A field experiment was conducted to determine the comparative efficacy of ten botanical leaf aqueous extracts, panchagavya, acephate as standard check and untreated control against hoppers in rice during kharif 2009-2010 and 2010-2011.The treatments include: Aqueous leaf extract of Vitex, Pongamia, Custard, Calotropis at 5 and 7.5% concentration, Neem Seed Kernel Extract (NSKE) at 5 and 7.5% concentration, panchagavya at 5 and 7.5% concentration, acephate 75%SP @ 1.5 g/lt and untreated control. The cumulative data reveals that the standard check-Acephate 75 SP @ 1.5 g/lt recorded significantly higher mean % reduction of hoppers and higher grain yield over all the other treatments. Among the botanical extracts, NSKE at 7.5% concentration recorded higher efficacy against hoppers by recording 49.4% mean reduction with a mean grain yield of 4775 kg/ha and found to be at par with some of the other botanical extracts. The Panchagavya and Custard leaf extracts at both the concentration shown significantly lower efficacy. Except Acephate and NSKE at 7.5% concentration, all the other treatments were found to be at par with each other in terms of grain yield.

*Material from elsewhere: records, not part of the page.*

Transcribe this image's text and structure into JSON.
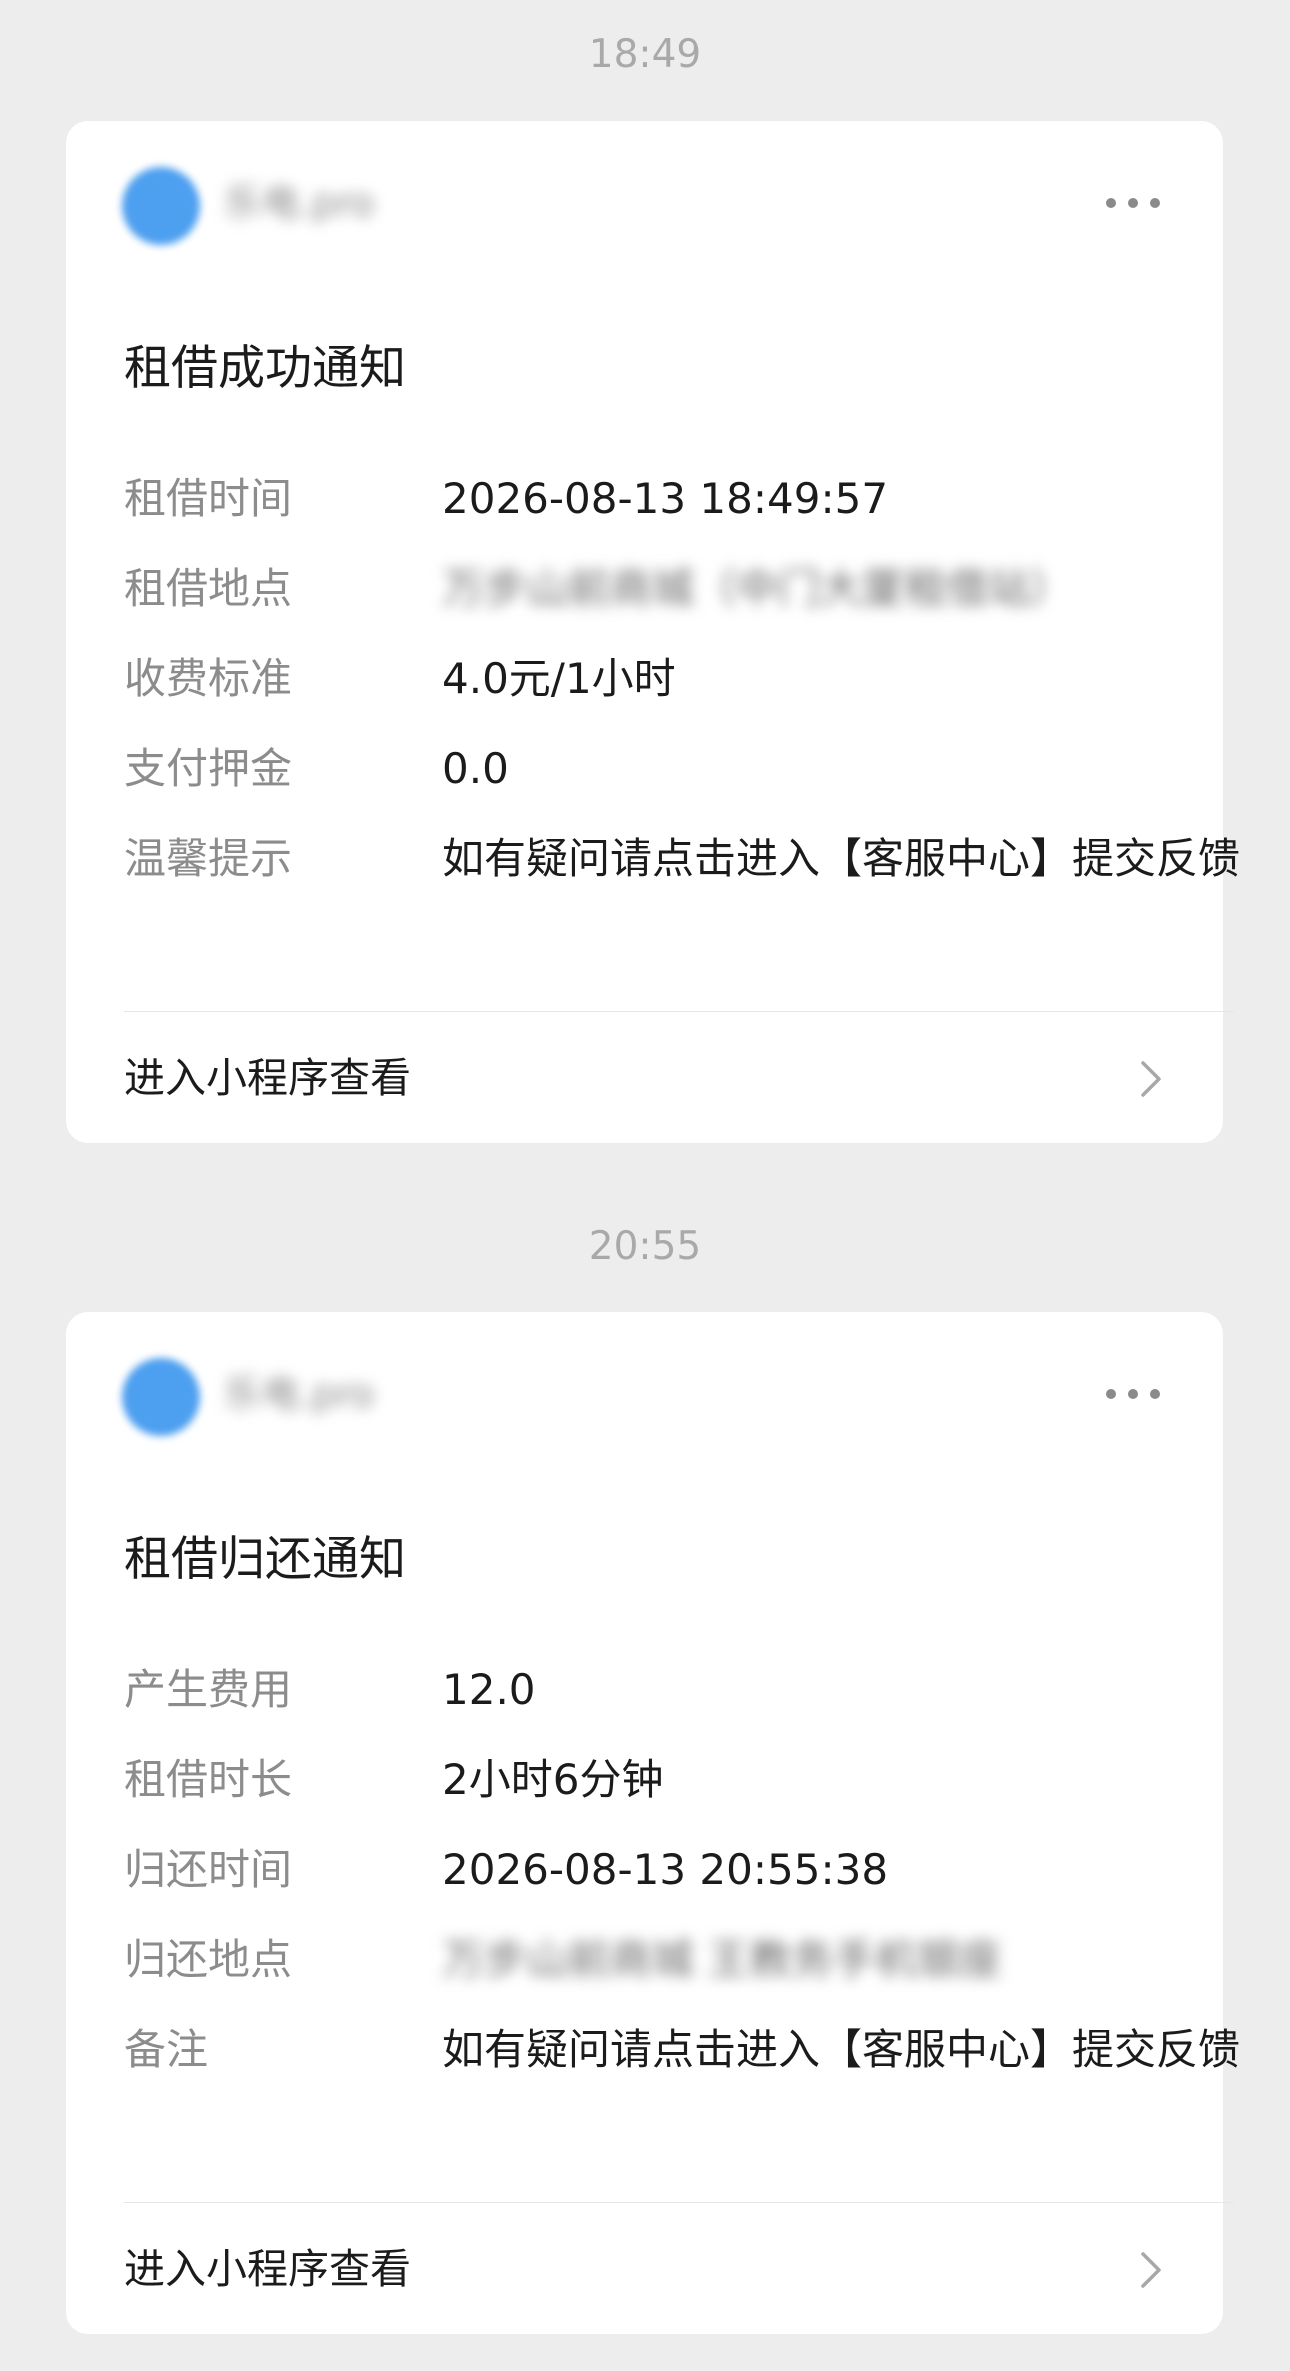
{
  "messages": [
    {
      "time": "18:49",
      "sender": "乐电.pro",
      "title": "租借成功通知",
      "fields": [
        {
          "label": "租借时间",
          "value": "2026-08-13 18:49:57"
        },
        {
          "label": "租借地点",
          "value": "万步山前商城（中门大厦租借站）"
        },
        {
          "label": "收费标准",
          "value": "4.0元/1小时"
        },
        {
          "label": "支付押金",
          "value": "0.0"
        },
        {
          "label": "温馨提示",
          "value": "如有疑问请点击进入【客服中心】提交反馈"
        }
      ],
      "link": "进入小程序查看"
    },
    {
      "time": "20:55",
      "sender": "乐电.pro",
      "title": "租借归还通知",
      "fields": [
        {
          "label": "产生费用",
          "value": "12.0"
        },
        {
          "label": "租借时长",
          "value": "2小时6分钟"
        },
        {
          "label": "归还时间",
          "value": "2026-08-13 20:55:38"
        },
        {
          "label": "归还地点",
          "value": "万步山前商城 王教务手机银座"
        },
        {
          "label": "备注",
          "value": "如有疑问请点击进入【客服中心】提交反馈"
        }
      ],
      "link": "进入小程序查看"
    }
  ],
  "icons": {
    "more": "more-dots-icon",
    "chevron": "chevron-right-icon",
    "avatar_color": "#4d9ff0"
  }
}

Article
EC and dust formulation of neem (Azadirachta indica) and pungam (Pongamia glabra) oil were evaluated for its repellent and antifeedant properties against the rice leaffolder, Cnaphalocrocis medinalis Guenee. Neem oil 60EC(A) at 3%, Neem oil + pungam oil 60EC(C) at 3% and Neem seed kernel dust 20D at 25kg/ha proved to be most effective and potent repellent as well as antifeedant against rice leaffolder. The neem based EC and dust formulations at higher concentration found to be retained antifeedant property for six days.
Article

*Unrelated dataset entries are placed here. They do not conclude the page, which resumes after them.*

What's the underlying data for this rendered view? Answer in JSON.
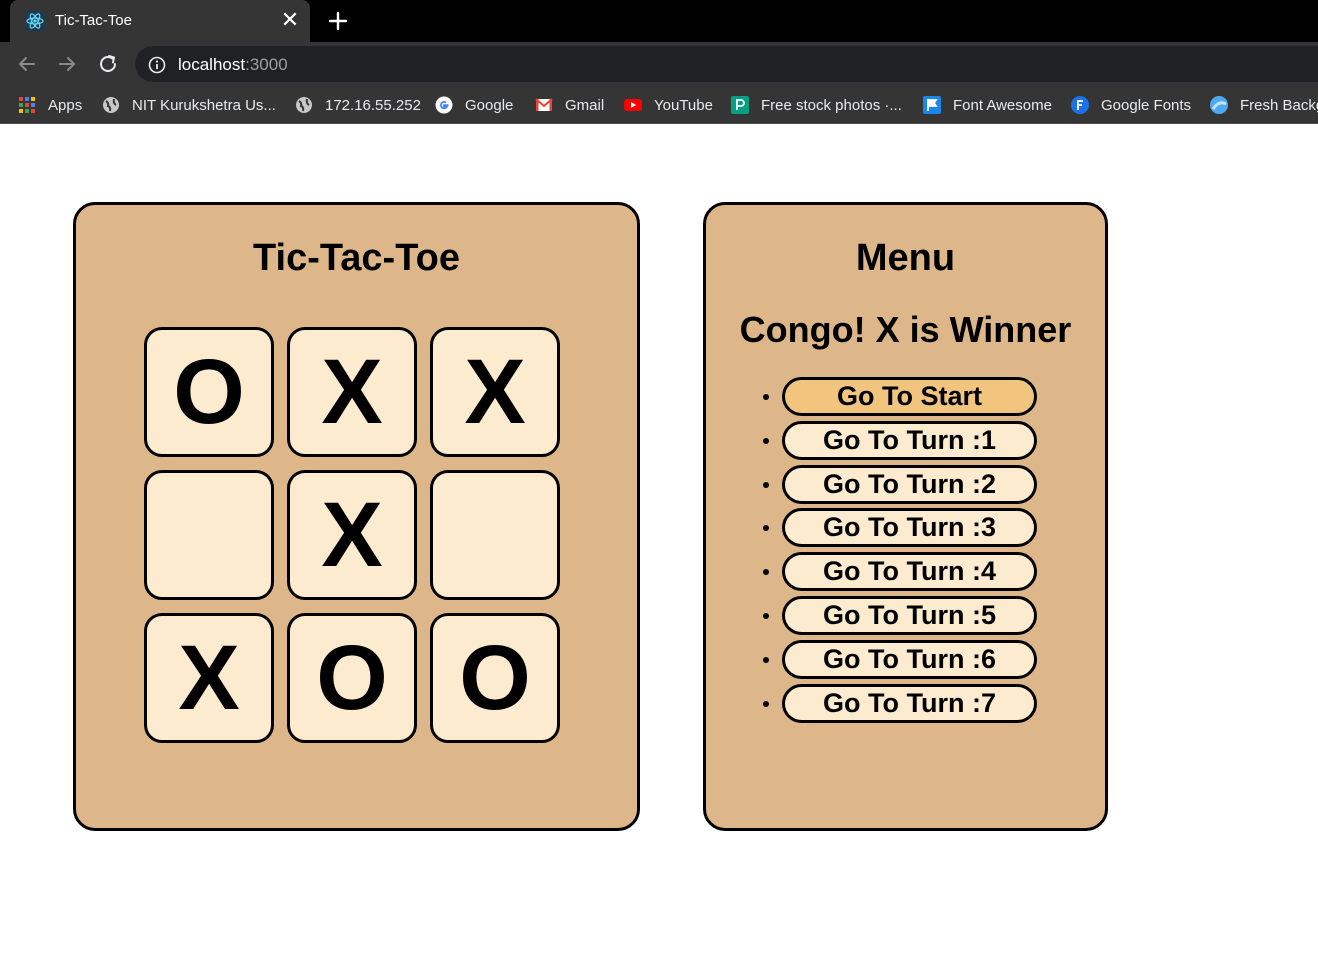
{
  "browser": {
    "tab_title": "Tic-Tac-Toe",
    "tab_close": "✕",
    "url_host": "localhost",
    "url_port": ":3000",
    "bookmarks": [
      {
        "label": "Apps",
        "icon": "apps-grid-icon"
      },
      {
        "label": "NIT Kurukshetra Us...",
        "icon": "globe-icon"
      },
      {
        "label": "172.16.55.252",
        "icon": "globe-icon"
      },
      {
        "label": "Google",
        "icon": "google-icon"
      },
      {
        "label": "Gmail",
        "icon": "gmail-icon"
      },
      {
        "label": "YouTube",
        "icon": "youtube-icon"
      },
      {
        "label": "Free stock photos ·...",
        "icon": "pexels-icon"
      },
      {
        "label": "Font Awesome",
        "icon": "font-awesome-icon"
      },
      {
        "label": "Google Fonts",
        "icon": "google-fonts-icon"
      },
      {
        "label": "Fresh Backg",
        "icon": "fresh-backgrounds-icon"
      }
    ]
  },
  "game": {
    "title": "Tic-Tac-Toe",
    "board": [
      "O",
      "X",
      "X",
      "",
      "X",
      "",
      "X",
      "O",
      "O"
    ]
  },
  "menu": {
    "title": "Menu",
    "status": "Congo! X is Winner",
    "moves": [
      {
        "label": "Go To Start",
        "active": true
      },
      {
        "label": "Go To Turn :1",
        "active": false
      },
      {
        "label": "Go To Turn :2",
        "active": false
      },
      {
        "label": "Go To Turn :3",
        "active": false
      },
      {
        "label": "Go To Turn :4",
        "active": false
      },
      {
        "label": "Go To Turn :5",
        "active": false
      },
      {
        "label": "Go To Turn :6",
        "active": false
      },
      {
        "label": "Go To Turn :7",
        "active": false
      }
    ]
  },
  "colors": {
    "panel": "#ddb78a",
    "cell": "#fdebd0",
    "active_button": "#f2c57f",
    "chrome_dark": "#353535"
  }
}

"Rice is Life" for millions of people and staple food for more than half of the worlds' population. The demand for rice is growing with ever increasing population. At present the grain yield in rice has to be increased and the yield achieved has to be sustained. The field studies at Wetlands, Tamil Nadu Agricultural University Coimbatore resulted in compilation of agronomical use of neem and its by products in rice cultivation. The Wetland Farm at Agricultural College and Research Institute, Coimbatore is situated in the Western Agro Climatic Zone of Tamil Nadu at 11° North Latitude and 77°East Longitude at an altitude of 426.72 m above MSL. The properties of neem as insecticide, antifeedant, hormonal, antifungal, antiviral and nematicide properties is well known.These activities are brought out with neem use in the form of leaves, leaf extracts, seeds, cakes, oil and fruit extracts. The neem and its products are used in seed treatment, manurial application, increasing nutrient efficiency by which the grain yield in rice crop is enhanced and its sustainability is seen in rice based cropping system. Evaluation of these products in managing the rice crop, through agronomial cultural practices at various stages of crop growth has been discussed in detail in this paper.
Article
Field trials on cotton were carried out to evaluate the efficacy and persistence of different insecticides for the management of Helicoverpa armigera (Hubner) during the years 1994 and 1995 at farmers' field near Hisar (Haryana). The results revealed that 5 days after spray methomyl 40 SP, triazophos 40 EC, quinalphos 25 EC, 20 AF and 25 CS were most effective for the control of H. armigera on cotton. Quinalphos 25 EC, 20 AF and 25 CS, chlorpyriphos (Lethal and Classic) and triazophos were effective for 15 days, while methomyl 40 SP, methyl parathion, endosulfan, ethion and carbaryl were effective for 10 days. However, Neem formulation could reduce the population only for 5 days.